A 7 express train arriving at the Fifth Avenue station in Manhattan. (Photo via Wikimedia Commons)

Every week, amNewYork Metro presents “Ask the MTA”, where you can seek out answers to your common questions about public transportation in New York City. Send us your questions for the MTA, and we’ll make sure you get an answer! Email us at askthemta[@]amny.com.

Q.) How will transfers to, from and between buses work with OMNY?

A.) The same free transfer rules that apply to MetroCard also apply to OMNY. However, your free transfer will not be visible on the OMNY reader screen; it will be determined at the end of each day, before your payment method is charged. It’s important to note that you must use the same payment method throughout each individual trip to qualify for free transfers. Therefore, you must use the same contactless payment card or mobile wallet on both ends of your trip to get your free transfer.


Al Putre, Executive Director, OMNY Fare Payment Program  


* * *

Q.) This past month on weekends, there have been no subway service available from Main Street Flushing and 111 Street on the No. 7 train. Shuttle buses replaced those stops.  Because this is a heavily populated train stop and there are many bus transfers at Main Street, it is even more crowded than usual. What’s being done to better accommodate residents there?

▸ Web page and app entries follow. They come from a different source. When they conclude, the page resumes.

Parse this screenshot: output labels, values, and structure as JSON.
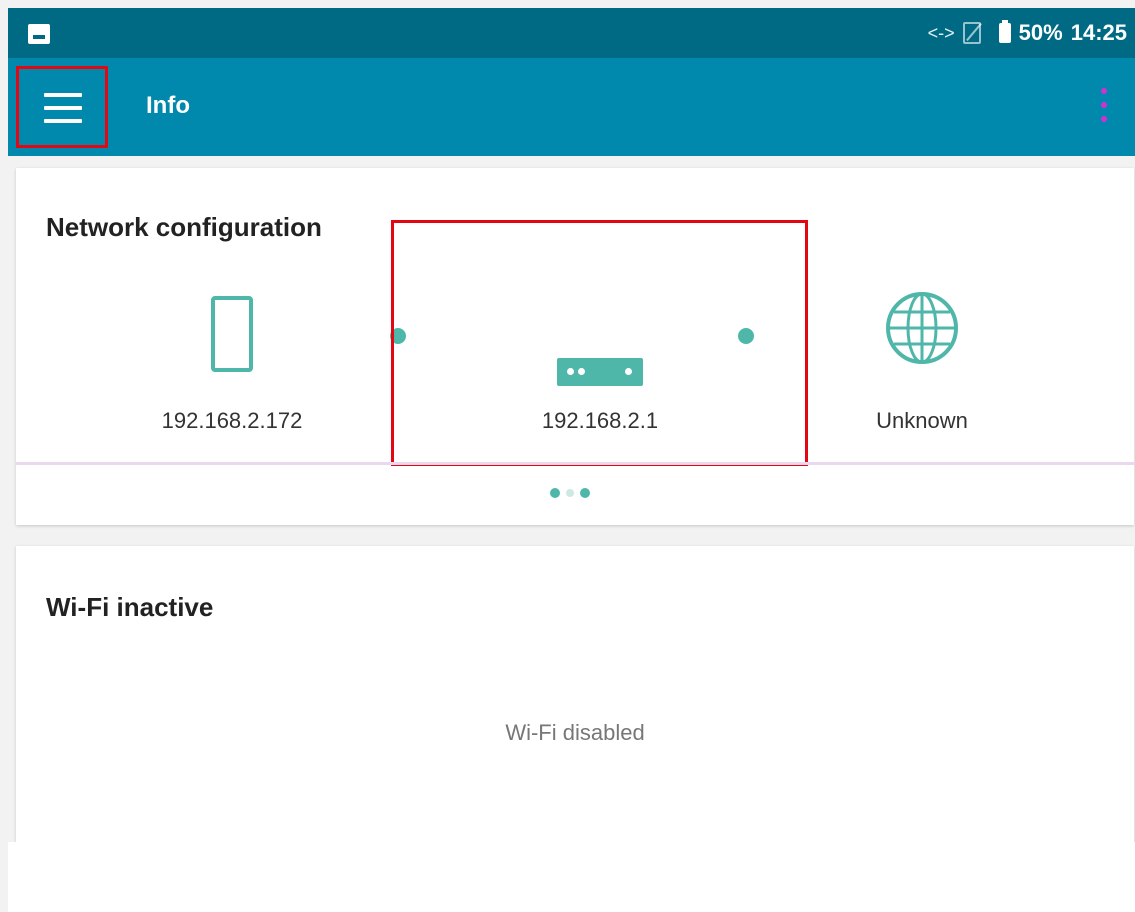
{
  "status_bar": {
    "network_arrows": "<->",
    "battery": "50%",
    "time": "14:25"
  },
  "app_bar": {
    "title": "Info"
  },
  "network_card": {
    "title": "Network configuration",
    "device": {
      "ip": "192.168.2.172",
      "icon": "smartphone-icon"
    },
    "router": {
      "ip": "192.168.2.1",
      "icon": "router-icon"
    },
    "internet": {
      "ip": "Unknown",
      "icon": "globe-icon"
    },
    "pager": {
      "page_count": 3,
      "active_page": 2
    }
  },
  "wifi_card": {
    "title": "Wi-Fi inactive",
    "status": "Wi-Fi disabled"
  },
  "colors": {
    "status_bar": "#006a84",
    "app_bar": "#0088ad",
    "accent": "#4fb7aa",
    "highlight": "#e30613"
  }
}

A.) This time of year can be tough for 7 train riders when it comes to construction, and we appreciate your patience. We’re working quickly to finish some much-needed track work in the area, specifically at Mets-Willets Point, before the baseball season starts in late March.  

The shuttles are a temporary alternative. Our goal is to resume normal operations as soon as possible. In the meantime, we typically have wayfinders at the Main Street station to help passengers navigate the changes.

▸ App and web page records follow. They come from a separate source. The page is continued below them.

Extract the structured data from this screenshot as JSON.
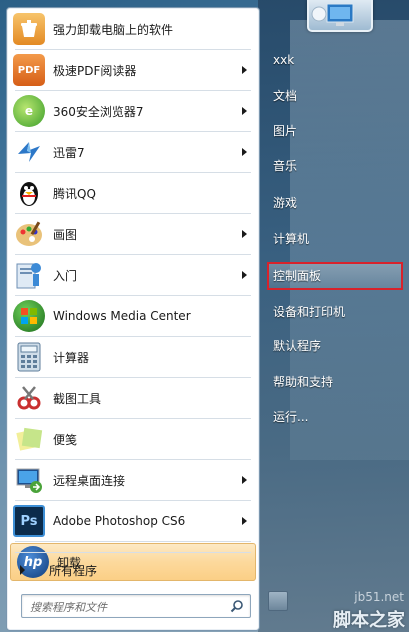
{
  "programs": [
    {
      "label": "强力卸载电脑上的软件",
      "icon": "uninstall-tool-icon",
      "color": "#f0a33a",
      "has_submenu": false
    },
    {
      "label": "极速PDF阅读器",
      "icon": "pdf-reader-icon",
      "color": "#e8762b",
      "has_submenu": true
    },
    {
      "label": "360安全浏览器7",
      "icon": "browser-360-icon",
      "color": "#4cae3c",
      "has_submenu": true
    },
    {
      "label": "迅雷7",
      "icon": "xunlei-icon",
      "color": "#3b82c4",
      "has_submenu": true
    },
    {
      "label": "腾讯QQ",
      "icon": "qq-penguin-icon",
      "color": "#222222",
      "has_submenu": false
    },
    {
      "label": "画图",
      "icon": "paint-palette-icon",
      "color": "#d98a3a",
      "has_submenu": true
    },
    {
      "label": "入门",
      "icon": "getting-started-icon",
      "color": "#5a9bd4",
      "has_submenu": true
    },
    {
      "label": "Windows Media Center",
      "icon": "windows-media-center-icon",
      "color": "#2f7f2f",
      "has_submenu": false
    },
    {
      "label": "计算器",
      "icon": "calculator-icon",
      "color": "#7fa6c8",
      "has_submenu": false
    },
    {
      "label": "截图工具",
      "icon": "snipping-tool-icon",
      "color": "#c94040",
      "has_submenu": false
    },
    {
      "label": "便笺",
      "icon": "sticky-notes-icon",
      "color": "#c9d66a",
      "has_submenu": false
    },
    {
      "label": "远程桌面连接",
      "icon": "remote-desktop-icon",
      "color": "#3a6fb0",
      "has_submenu": true
    },
    {
      "label": "Adobe Photoshop CS6",
      "icon": "photoshop-icon",
      "color": "#0a2a4a",
      "has_submenu": true
    },
    {
      "label": "卸载",
      "icon": "hp-logo-icon",
      "color": "#1d5fa8",
      "has_submenu": false,
      "highlighted": true
    }
  ],
  "all_programs_label": "所有程序",
  "search": {
    "placeholder": "搜索程序和文件"
  },
  "right_items": [
    {
      "label": "xxk",
      "key": "user"
    },
    {
      "label": "文档",
      "key": "documents"
    },
    {
      "label": "图片",
      "key": "pictures"
    },
    {
      "label": "音乐",
      "key": "music"
    },
    {
      "label": "游戏",
      "key": "games"
    },
    {
      "label": "计算机",
      "key": "computer"
    },
    {
      "label": "控制面板",
      "key": "control-panel",
      "highlighted": true
    },
    {
      "label": "设备和打印机",
      "key": "devices-printers"
    },
    {
      "label": "默认程序",
      "key": "default-programs"
    },
    {
      "label": "帮助和支持",
      "key": "help-support"
    },
    {
      "label": "运行...",
      "key": "run"
    }
  ],
  "watermark": {
    "site": "jb51.net",
    "brand": "脚本之家"
  },
  "colors": {
    "highlight_red": "#d8222b",
    "menu_highlight": "#fcd99c"
  }
}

We try very hard not to disrupt service during the Mets’ season, which is why we do so much work during the off-season. But even beyond baseball, we like to keep service available so riders can visit Flushing for events like the US Open, Lunar New Year and the Hong Kong Dragon Boat Festival, and support the community’s restaurants and businesses.

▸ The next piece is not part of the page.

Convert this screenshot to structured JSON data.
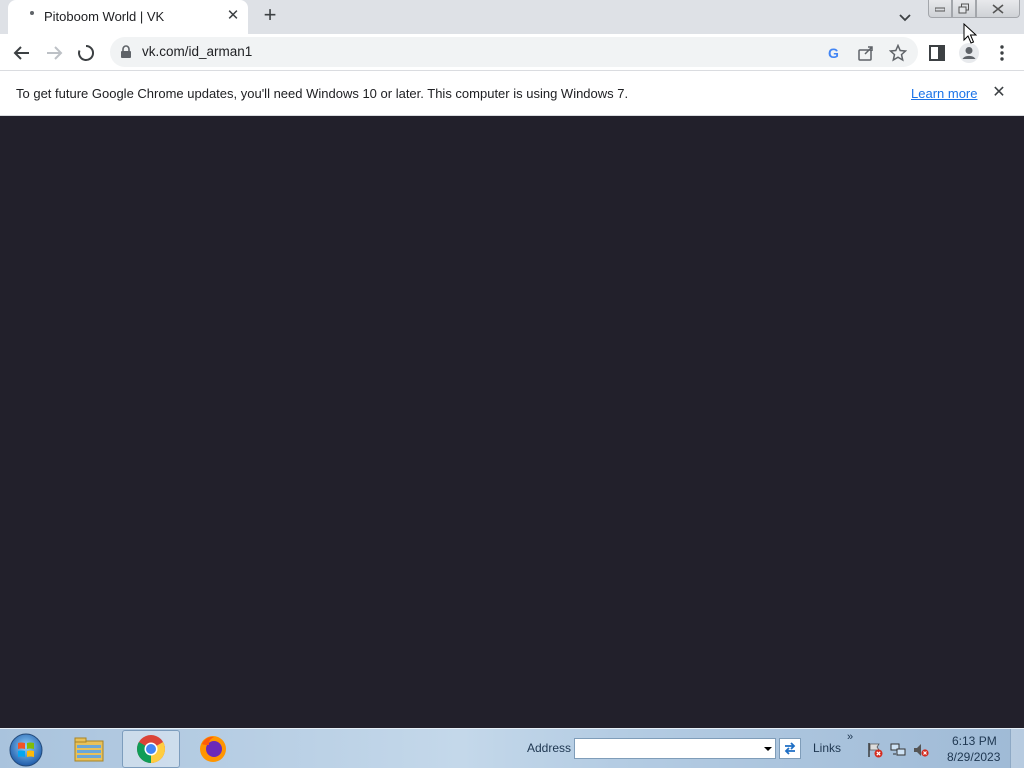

Lucille Songhai, Assistant Director of Government Affairs, Strategy & Customer Experience

* * *


Q.) Can something be done about the lighting on the trains running on the 6 line?  The lighting is so dim on almost all of the cars that it makes it very hard to read or even feel safe.  Very rarely the first few cars are well lit, but then the rest of the cars are very dark.

A.) We always want customers to feel safe while riding with us. If they encounter a dimly lit train, riders should report the car number to the MTA so it can be inspected, either by tweeting us (@NYCTSubway and @MTA) or filing a complaint on our website (mta.info). 

We know that lighting on 6 trains has been an issue in the past. That’s why we installed LED lights in over 90 percent of our 824-car 6 train fleet as part of the Subway Action Plan. 

As for the intensity of the lighting, we can’t increase that. But we’ve instructed our maintenance staff to check that all lights are working properly when the cars are inspected every 72 days.

The cars on the 6 are made up of the R62A class, which first went into service in 1985. We’re planning to replace them during the course of the 2020-2024 Capital Plan. In fact, just last week we started moving forward with the purchase of 1,000 new open gangway subway cars, like those seen in London and Paris.

John Santamaria, Vice-President & Chief Mechanical Officer – Car Equipment, NYC Transit

More from around NYC